So day 2 of the Bookish 12 Days of Christmas brings us to favourite characters. My favourite characters of 2010 are:
Paul Carter from Don't Tell Mum I Work on the Rigs, She Thinks I'm a Piano Player in a Whorehouse.
Apart from the fact that I love the title of this book, Paul Carter brings his life as an oil rig worker to life with such humour you couldn't help but like the guy. I've since listened to a few interviews with him and he seems like the kind of guy you could sit down and have a beer with.
Will from The Ruins of Gorlan
A hero in a fantasy novel not racked with guilt, self doubt or trying to avoid being the hero. Will hasn't had the easiest of lives, but his willingness to learn and genuine niceness make me want to read more of this series.
Olive Martin from The Sculptress
Gotta love a good villain, especially when your not sure she is a villain! Olive Martin is so well written by Walters you are in turn repulsed and pity her. And in the end, you not sure if you've been played by her or not. Brilliant!
Mr Rosenblum's Wife from Mr Rosenblum's List
How embarrassing is it that she is one of my favourites but I can't remember her name! She stood by and watched as her husband did things she did not understand with resignation. But in the end she saw the man it was making him. A true example of behind every great man stands a great woman.
Mma Ramotswe from Tea Time For The Traditionally Built
Mma Ramotswe has long been one of my favourite characters. Her lovely serene, calm, no nonsense, traditional approach to solving the mysteries that come into the No 1 Ladies Detective Agency puts her up there with the likes of Miss Marple, Sherlock Holmes and Poirot.
Scout from To Kill A Mockingbird
Scout's view of her world and the summer described in this book are incredibly moving.
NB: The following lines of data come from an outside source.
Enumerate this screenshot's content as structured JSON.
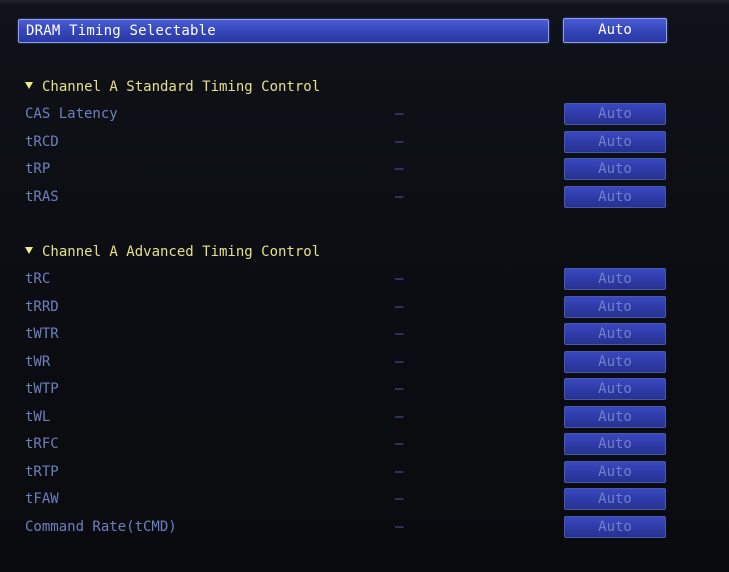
{
  "header": {
    "title": "DRAM Timing Selectable",
    "value": "Auto"
  },
  "sections": [
    {
      "title": "Channel A Standard Timing Control",
      "rows": [
        {
          "label": "CAS Latency",
          "dash": "–",
          "value": "Auto"
        },
        {
          "label": "tRCD",
          "dash": "–",
          "value": "Auto"
        },
        {
          "label": "tRP",
          "dash": "–",
          "value": "Auto"
        },
        {
          "label": "tRAS",
          "dash": "–",
          "value": "Auto"
        }
      ]
    },
    {
      "title": "Channel A Advanced Timing Control",
      "rows": [
        {
          "label": "tRC",
          "dash": "–",
          "value": "Auto"
        },
        {
          "label": "tRRD",
          "dash": "–",
          "value": "Auto"
        },
        {
          "label": "tWTR",
          "dash": "–",
          "value": "Auto"
        },
        {
          "label": "tWR",
          "dash": "–",
          "value": "Auto"
        },
        {
          "label": "tWTP",
          "dash": "–",
          "value": "Auto"
        },
        {
          "label": "tWL",
          "dash": "–",
          "value": "Auto"
        },
        {
          "label": "tRFC",
          "dash": "–",
          "value": "Auto"
        },
        {
          "label": "tRTP",
          "dash": "–",
          "value": "Auto"
        },
        {
          "label": "tFAW",
          "dash": "–",
          "value": "Auto"
        },
        {
          "label": "Command Rate(tCMD)",
          "dash": "–",
          "value": "Auto"
        }
      ]
    }
  ],
  "colors": {
    "section_title": "#e6e08a",
    "label": "#6e80bc",
    "selected_bar": "#3344b8",
    "button": "#2e3aa6"
  }
}
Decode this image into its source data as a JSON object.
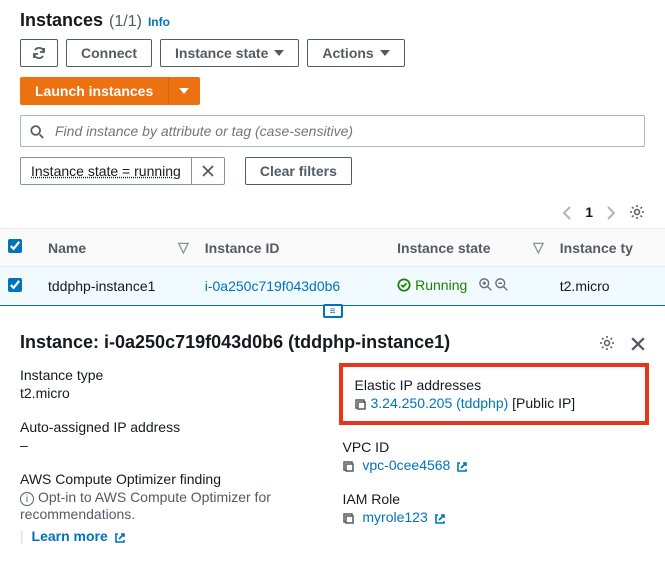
{
  "header": {
    "title": "Instances",
    "count": "(1/1)",
    "info": "Info"
  },
  "toolbar": {
    "connect": "Connect",
    "instance_state": "Instance state",
    "actions": "Actions",
    "launch": "Launch instances"
  },
  "search": {
    "placeholder": "Find instance by attribute or tag (case-sensitive)"
  },
  "filter": {
    "tag": "Instance state = running",
    "clear": "Clear filters"
  },
  "pagination": {
    "page": "1"
  },
  "table": {
    "headers": {
      "name": "Name",
      "instance_id": "Instance ID",
      "instance_state": "Instance state",
      "instance_type": "Instance ty"
    },
    "row": {
      "name": "tddphp-instance1",
      "instance_id": "i-0a250c719f043d0b6",
      "state": "Running",
      "type": "t2.micro"
    }
  },
  "detail": {
    "title": "Instance: i-0a250c719f043d0b6 (tddphp-instance1)",
    "left": {
      "instance_type_label": "Instance type",
      "instance_type": "t2.micro",
      "auto_ip_label": "Auto-assigned IP address",
      "auto_ip": "–",
      "optimizer_label": "AWS Compute Optimizer finding",
      "optimizer_text": "Opt-in to AWS Compute Optimizer for recommendations.",
      "learn_more": "Learn more"
    },
    "right": {
      "eip_label": "Elastic IP addresses",
      "eip_link": "3.24.250.205 (tddphp)",
      "eip_suffix": " [Public IP]",
      "vpc_label": "VPC ID",
      "vpc": "vpc-0cee4568",
      "iam_label": "IAM Role",
      "iam": "myrole123"
    }
  }
}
Lee's portrayal of Scout truly bought her to life for me. An amazing read.
Vedran Smailović from The Cellist of Sarajevo
A very minor character, and the only one in the book based on a true person. Smailović was a cellist with the Sarajevo orchestra. A mortar shell outside his building one day killed 22 people waiting in line for bread. For the next 22 days, he took his cello down to the crater and played Albinoni’s Adagio in G Minor. For me the fact that someone would honor the dead in this way is beautiful. It shows the best of humanity amongst the worst of it.
Edward Tullane from the Miraculous Journey of Edward Tullane
Edward's realisations about what is truly important through his journey in this book made a real impact on me. Told so beautifully from the point of view of a toy rabbit, Edward Tullane could teach us all something.
Precious from Push
A character who dares you to not like her, not cheer for her, not feel for her. Precious comes from a situation so horrible you wouldn't hold it against her if she raged against the world. Instead she realises the only way out is education. A better life for her will mean a better life for her children and that alone makes her an excellent mother.
Dolores from She's Come Undone
Lamb made Dolores so real to me I felt like calling her up and telling her to get a grip at times! Another character who realised she could be so much more than her circumstances suggested. Another who I cheered for as often as I despaired for her.
Offred from The Handmaid's Tale
Offred's appeal for me is in the fact she can remember life before it became controlled. She is aware of how things use to be, how they became what they are now, she's just not sure how to get back to it. For me a cautionary tale about being told what is good for you and not questioning decisions that affect your life.
Once again, thanks to Carly from Writing From the Tub for this brilliant idea! Tomorrow, the 10 most anticipated books of 2011. (Hmm, will have to do some research for that tonight!)